§ **AIM OF THE EXERCISE**:
For the records below, tally every line that has the word "Remote" and reply with the number alone.

□ □ □ □ □

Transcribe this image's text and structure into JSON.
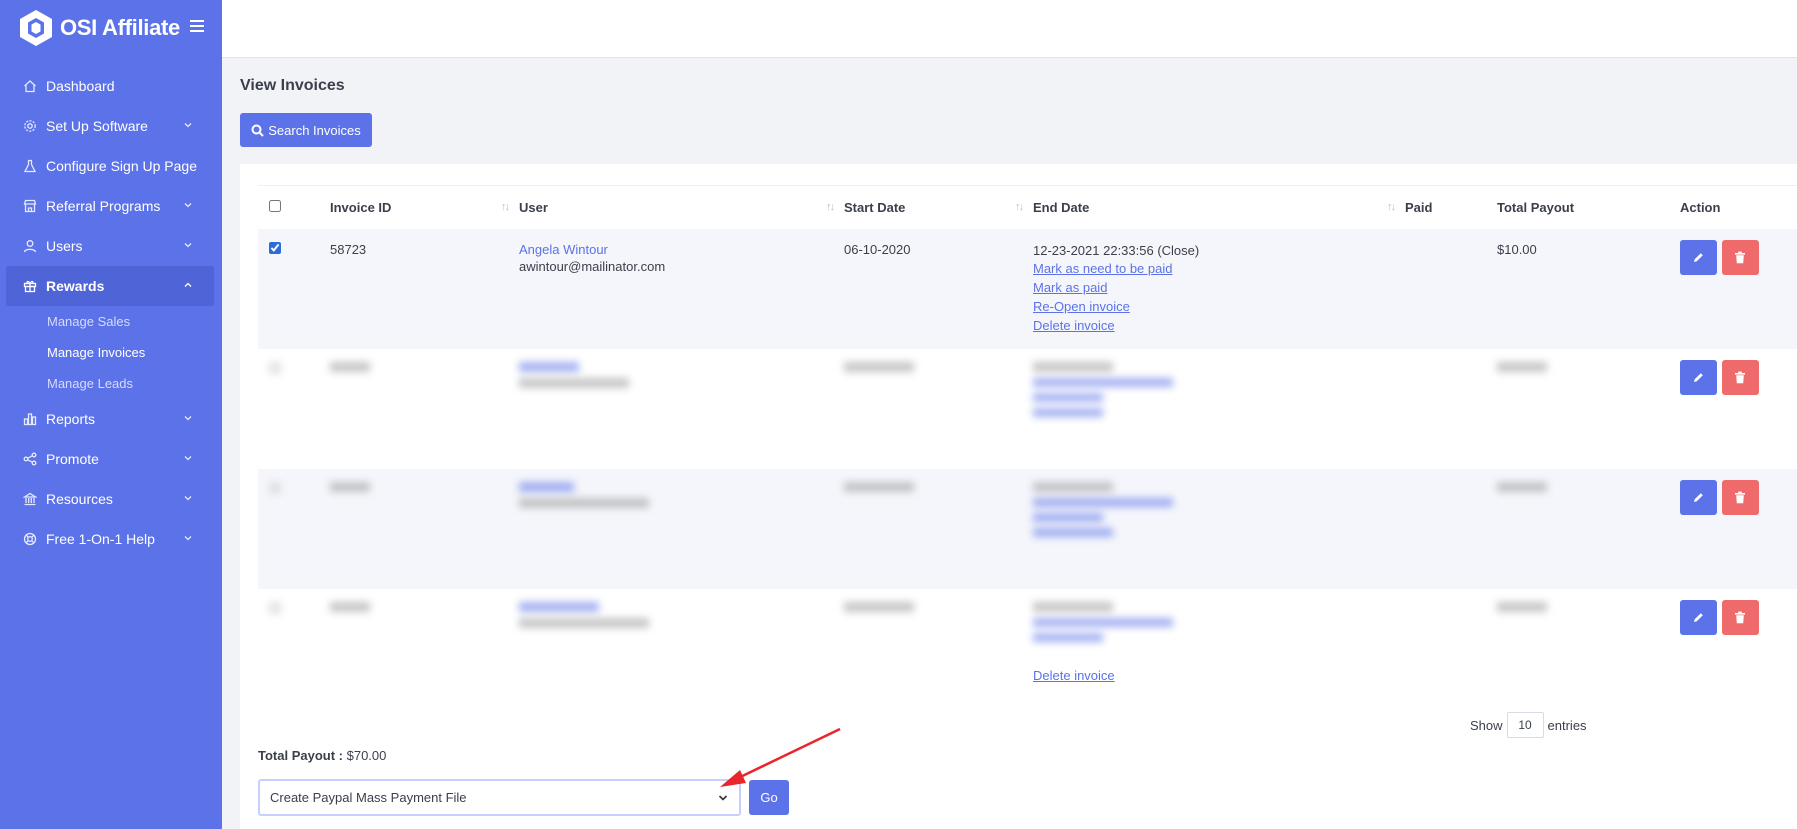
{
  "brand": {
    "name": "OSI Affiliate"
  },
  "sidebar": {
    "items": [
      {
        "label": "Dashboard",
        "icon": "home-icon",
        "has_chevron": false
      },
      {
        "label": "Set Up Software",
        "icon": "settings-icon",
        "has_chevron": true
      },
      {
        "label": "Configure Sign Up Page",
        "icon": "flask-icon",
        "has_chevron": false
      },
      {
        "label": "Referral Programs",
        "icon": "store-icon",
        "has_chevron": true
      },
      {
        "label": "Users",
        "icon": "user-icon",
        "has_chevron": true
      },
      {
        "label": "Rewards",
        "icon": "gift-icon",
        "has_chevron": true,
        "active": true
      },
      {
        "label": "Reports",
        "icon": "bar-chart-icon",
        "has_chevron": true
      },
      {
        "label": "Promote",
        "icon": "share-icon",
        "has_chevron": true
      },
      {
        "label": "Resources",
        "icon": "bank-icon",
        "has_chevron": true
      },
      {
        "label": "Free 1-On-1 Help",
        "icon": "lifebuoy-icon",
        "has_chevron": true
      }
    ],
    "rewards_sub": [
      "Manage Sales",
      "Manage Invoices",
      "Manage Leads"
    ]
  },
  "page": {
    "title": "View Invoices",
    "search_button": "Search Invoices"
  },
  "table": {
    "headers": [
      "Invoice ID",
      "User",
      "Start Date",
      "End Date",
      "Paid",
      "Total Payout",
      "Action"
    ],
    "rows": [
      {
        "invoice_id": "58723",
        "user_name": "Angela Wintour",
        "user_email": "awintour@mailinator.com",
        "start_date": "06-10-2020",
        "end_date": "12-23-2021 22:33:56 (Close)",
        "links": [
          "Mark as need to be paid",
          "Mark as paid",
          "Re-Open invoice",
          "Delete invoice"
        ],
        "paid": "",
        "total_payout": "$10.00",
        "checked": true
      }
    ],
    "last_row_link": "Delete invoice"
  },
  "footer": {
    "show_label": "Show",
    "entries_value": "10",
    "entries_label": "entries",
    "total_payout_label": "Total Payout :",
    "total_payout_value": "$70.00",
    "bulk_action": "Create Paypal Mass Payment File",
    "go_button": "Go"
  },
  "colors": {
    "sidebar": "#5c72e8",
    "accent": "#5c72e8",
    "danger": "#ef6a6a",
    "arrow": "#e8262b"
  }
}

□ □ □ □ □

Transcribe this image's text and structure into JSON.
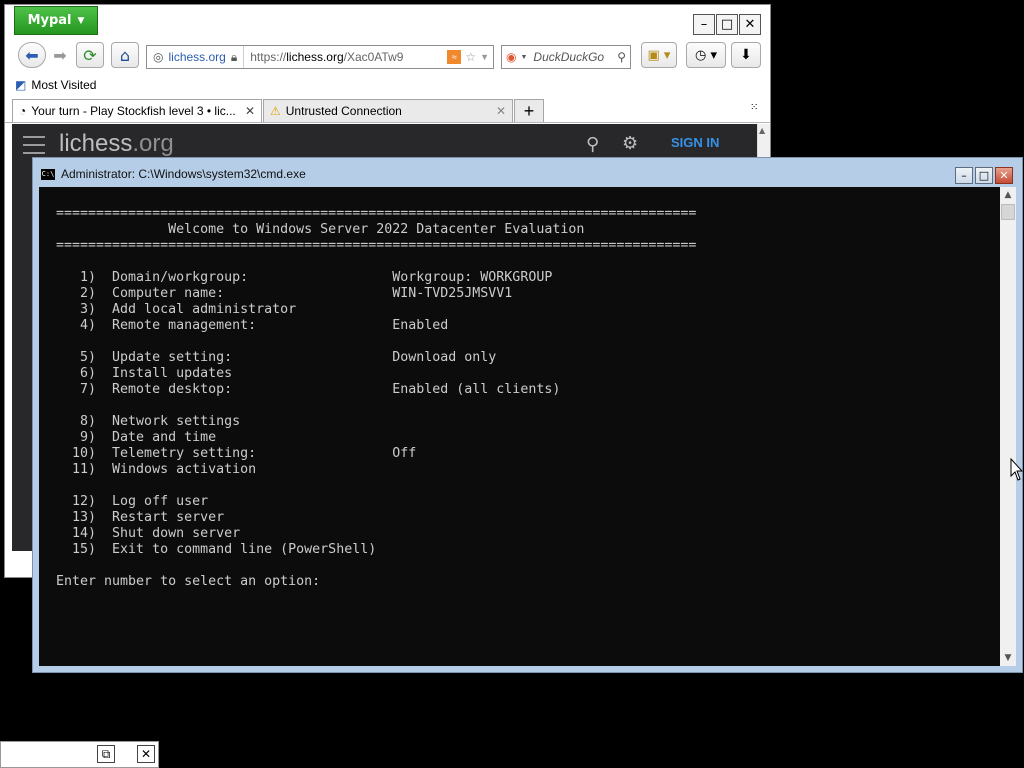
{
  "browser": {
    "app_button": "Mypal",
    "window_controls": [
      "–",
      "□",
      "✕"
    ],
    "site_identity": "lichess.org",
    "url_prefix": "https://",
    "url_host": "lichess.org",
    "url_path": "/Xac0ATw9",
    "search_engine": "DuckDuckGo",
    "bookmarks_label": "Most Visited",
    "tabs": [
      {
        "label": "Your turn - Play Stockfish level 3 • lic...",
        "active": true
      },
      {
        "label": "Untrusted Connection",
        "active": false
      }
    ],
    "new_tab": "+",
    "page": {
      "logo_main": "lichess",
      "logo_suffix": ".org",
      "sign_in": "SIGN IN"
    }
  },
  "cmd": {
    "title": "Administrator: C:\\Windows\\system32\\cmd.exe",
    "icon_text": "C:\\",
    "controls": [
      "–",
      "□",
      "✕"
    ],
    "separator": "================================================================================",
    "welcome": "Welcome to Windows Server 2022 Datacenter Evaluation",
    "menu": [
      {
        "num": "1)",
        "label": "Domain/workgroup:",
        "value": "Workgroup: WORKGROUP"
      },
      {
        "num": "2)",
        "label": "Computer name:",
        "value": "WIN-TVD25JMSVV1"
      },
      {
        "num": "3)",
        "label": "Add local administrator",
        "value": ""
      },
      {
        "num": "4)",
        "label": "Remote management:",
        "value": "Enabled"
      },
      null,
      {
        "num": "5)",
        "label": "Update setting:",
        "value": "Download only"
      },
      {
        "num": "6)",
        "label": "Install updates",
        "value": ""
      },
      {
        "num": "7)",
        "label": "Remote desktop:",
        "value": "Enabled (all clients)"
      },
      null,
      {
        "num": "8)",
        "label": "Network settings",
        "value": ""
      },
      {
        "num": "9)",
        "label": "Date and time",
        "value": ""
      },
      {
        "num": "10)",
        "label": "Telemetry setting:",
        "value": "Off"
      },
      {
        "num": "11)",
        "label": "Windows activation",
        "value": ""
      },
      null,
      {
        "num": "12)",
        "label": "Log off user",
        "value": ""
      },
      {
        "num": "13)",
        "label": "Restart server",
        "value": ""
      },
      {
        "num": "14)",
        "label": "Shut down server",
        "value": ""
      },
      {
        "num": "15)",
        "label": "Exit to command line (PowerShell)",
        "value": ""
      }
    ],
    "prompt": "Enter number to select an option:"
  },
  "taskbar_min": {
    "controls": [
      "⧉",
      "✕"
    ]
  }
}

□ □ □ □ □

§ **ANSWER FOR THE TASK**:
2